== AIM OF THE EXERCISE ==
Search the data below for "JSON"; list each line that holds it.

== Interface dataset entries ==
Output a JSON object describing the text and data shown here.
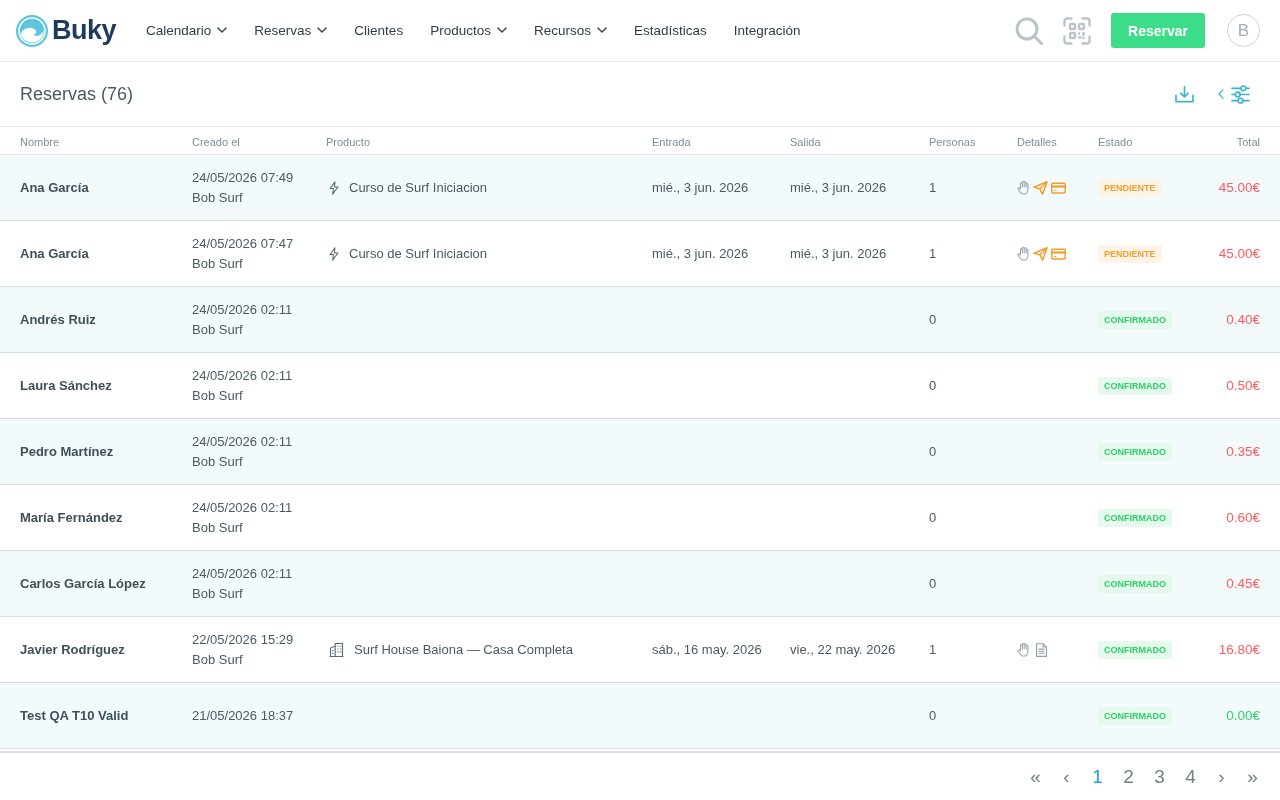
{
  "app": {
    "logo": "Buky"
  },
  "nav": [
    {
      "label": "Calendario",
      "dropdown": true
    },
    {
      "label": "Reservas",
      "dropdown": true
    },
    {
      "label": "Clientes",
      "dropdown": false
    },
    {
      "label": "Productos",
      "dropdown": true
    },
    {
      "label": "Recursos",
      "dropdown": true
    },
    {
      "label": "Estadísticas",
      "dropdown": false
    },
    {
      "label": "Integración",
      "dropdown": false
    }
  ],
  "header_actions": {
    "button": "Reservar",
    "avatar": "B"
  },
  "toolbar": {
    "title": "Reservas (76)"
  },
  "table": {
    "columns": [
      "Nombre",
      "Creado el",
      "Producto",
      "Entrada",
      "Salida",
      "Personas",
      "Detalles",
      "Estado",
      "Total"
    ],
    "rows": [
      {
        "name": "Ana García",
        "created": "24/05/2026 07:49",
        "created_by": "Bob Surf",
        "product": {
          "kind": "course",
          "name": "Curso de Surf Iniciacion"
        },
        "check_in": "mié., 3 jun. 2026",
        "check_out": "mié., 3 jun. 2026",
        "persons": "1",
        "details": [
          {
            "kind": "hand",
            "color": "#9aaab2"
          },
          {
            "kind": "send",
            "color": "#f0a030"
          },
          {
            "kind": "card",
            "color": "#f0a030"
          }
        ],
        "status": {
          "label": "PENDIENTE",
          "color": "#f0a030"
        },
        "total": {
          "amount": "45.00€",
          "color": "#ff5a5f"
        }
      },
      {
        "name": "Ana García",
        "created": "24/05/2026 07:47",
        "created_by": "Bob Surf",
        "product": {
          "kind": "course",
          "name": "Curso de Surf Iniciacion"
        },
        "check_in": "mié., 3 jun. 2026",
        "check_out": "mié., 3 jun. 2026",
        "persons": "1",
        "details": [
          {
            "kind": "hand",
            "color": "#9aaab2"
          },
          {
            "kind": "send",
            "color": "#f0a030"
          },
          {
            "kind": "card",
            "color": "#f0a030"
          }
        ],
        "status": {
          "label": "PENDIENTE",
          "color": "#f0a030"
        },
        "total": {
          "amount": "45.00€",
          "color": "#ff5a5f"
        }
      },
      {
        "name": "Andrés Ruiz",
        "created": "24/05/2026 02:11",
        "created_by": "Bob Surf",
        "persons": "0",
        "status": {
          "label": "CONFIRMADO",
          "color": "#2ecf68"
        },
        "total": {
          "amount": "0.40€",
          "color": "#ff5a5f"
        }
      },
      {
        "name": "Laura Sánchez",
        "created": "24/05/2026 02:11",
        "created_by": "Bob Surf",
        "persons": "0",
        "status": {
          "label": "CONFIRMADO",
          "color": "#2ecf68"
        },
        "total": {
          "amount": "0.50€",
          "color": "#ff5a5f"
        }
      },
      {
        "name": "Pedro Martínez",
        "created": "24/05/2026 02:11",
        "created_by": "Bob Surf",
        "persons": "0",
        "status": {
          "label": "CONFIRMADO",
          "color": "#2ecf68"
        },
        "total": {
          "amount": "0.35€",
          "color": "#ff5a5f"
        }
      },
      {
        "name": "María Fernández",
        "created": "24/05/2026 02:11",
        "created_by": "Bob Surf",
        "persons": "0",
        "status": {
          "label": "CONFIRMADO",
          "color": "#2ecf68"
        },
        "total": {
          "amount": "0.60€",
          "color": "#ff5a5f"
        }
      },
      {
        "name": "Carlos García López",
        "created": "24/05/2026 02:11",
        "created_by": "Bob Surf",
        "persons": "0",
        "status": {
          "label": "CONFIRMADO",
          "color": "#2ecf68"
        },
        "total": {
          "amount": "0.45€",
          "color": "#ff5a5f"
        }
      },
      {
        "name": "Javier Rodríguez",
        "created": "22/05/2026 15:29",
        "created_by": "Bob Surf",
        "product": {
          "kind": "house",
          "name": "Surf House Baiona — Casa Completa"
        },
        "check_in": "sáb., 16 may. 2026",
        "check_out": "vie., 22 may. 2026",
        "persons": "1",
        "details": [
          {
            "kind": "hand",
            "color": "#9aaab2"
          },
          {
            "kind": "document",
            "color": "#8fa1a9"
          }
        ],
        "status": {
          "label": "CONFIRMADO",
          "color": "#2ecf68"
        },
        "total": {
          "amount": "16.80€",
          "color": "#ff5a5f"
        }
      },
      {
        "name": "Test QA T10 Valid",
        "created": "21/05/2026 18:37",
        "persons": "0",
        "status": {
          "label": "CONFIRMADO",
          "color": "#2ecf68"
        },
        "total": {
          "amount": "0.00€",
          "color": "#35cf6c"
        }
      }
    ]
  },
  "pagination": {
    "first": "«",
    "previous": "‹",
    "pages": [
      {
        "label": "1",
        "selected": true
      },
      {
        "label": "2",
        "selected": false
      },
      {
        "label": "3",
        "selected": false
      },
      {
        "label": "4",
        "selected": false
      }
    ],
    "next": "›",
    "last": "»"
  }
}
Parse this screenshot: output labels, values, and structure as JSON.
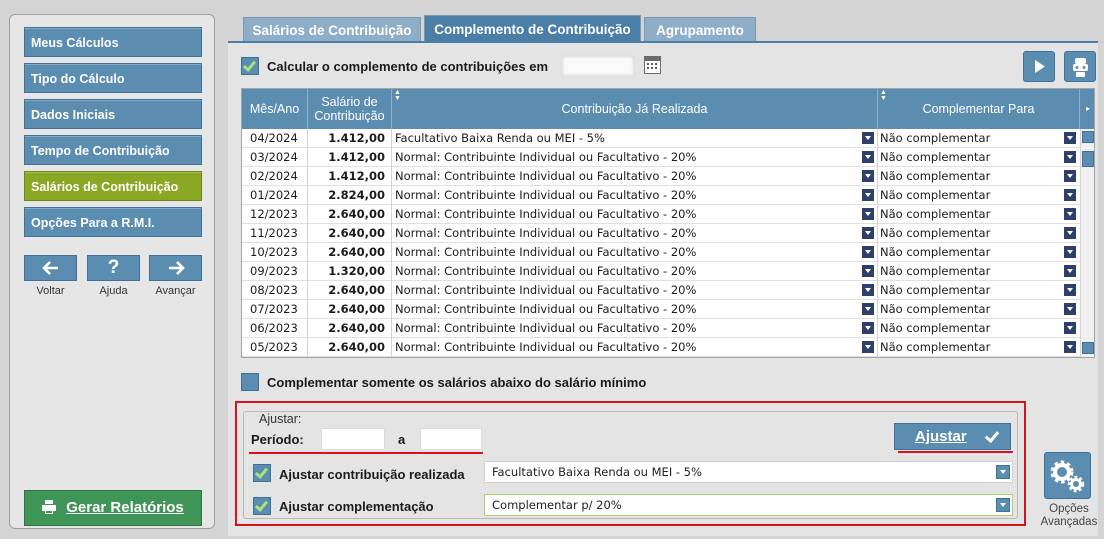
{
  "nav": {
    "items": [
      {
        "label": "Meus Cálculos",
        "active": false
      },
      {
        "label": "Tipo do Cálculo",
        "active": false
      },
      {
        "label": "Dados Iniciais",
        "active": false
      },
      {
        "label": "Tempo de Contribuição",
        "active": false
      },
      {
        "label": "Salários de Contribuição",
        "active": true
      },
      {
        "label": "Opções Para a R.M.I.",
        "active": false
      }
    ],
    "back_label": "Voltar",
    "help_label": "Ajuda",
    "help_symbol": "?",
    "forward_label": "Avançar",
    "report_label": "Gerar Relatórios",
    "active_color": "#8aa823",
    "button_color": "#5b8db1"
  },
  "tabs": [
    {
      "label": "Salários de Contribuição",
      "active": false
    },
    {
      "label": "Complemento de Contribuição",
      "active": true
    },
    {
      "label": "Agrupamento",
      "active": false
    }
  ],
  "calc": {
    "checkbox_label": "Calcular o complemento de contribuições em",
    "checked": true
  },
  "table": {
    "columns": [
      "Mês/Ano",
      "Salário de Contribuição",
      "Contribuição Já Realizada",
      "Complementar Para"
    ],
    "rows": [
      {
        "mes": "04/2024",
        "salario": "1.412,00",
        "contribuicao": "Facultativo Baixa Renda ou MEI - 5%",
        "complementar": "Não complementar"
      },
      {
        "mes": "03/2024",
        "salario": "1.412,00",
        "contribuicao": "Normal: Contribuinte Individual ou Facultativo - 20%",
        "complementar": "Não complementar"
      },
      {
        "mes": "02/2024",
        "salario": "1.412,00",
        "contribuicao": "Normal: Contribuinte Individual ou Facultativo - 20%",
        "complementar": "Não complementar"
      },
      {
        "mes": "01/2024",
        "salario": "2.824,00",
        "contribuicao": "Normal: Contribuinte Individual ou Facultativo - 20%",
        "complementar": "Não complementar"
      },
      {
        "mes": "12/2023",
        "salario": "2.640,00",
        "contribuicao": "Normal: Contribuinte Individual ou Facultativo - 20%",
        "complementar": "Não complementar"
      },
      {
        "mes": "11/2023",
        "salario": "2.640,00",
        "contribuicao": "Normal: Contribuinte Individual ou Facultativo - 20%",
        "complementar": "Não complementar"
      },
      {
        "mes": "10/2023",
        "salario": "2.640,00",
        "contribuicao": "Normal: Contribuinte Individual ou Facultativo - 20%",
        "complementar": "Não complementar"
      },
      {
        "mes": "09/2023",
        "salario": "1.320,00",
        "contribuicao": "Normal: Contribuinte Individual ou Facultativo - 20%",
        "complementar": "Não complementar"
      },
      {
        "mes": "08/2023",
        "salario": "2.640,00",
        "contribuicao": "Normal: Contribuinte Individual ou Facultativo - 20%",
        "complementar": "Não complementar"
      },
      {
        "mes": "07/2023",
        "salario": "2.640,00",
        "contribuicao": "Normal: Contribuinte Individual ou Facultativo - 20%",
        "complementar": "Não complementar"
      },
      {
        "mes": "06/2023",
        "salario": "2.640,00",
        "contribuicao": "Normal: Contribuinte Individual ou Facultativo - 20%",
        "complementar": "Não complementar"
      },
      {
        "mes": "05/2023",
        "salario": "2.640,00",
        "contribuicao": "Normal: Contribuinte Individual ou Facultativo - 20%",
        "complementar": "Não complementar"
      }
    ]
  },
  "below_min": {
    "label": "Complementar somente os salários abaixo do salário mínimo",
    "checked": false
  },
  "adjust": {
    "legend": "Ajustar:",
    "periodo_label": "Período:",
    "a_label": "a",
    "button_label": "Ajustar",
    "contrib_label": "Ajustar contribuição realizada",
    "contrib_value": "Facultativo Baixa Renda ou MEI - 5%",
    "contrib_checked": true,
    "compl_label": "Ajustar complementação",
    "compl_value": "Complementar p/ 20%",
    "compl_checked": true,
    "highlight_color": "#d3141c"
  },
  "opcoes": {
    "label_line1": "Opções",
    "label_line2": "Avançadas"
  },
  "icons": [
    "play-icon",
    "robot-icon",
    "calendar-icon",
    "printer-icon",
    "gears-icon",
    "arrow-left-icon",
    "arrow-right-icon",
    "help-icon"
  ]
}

== EXERCISE SOLUTION ==
Output a JSON object describing the text and data shown here.
Parse this screenshot: output labels, values, and structure as JSON.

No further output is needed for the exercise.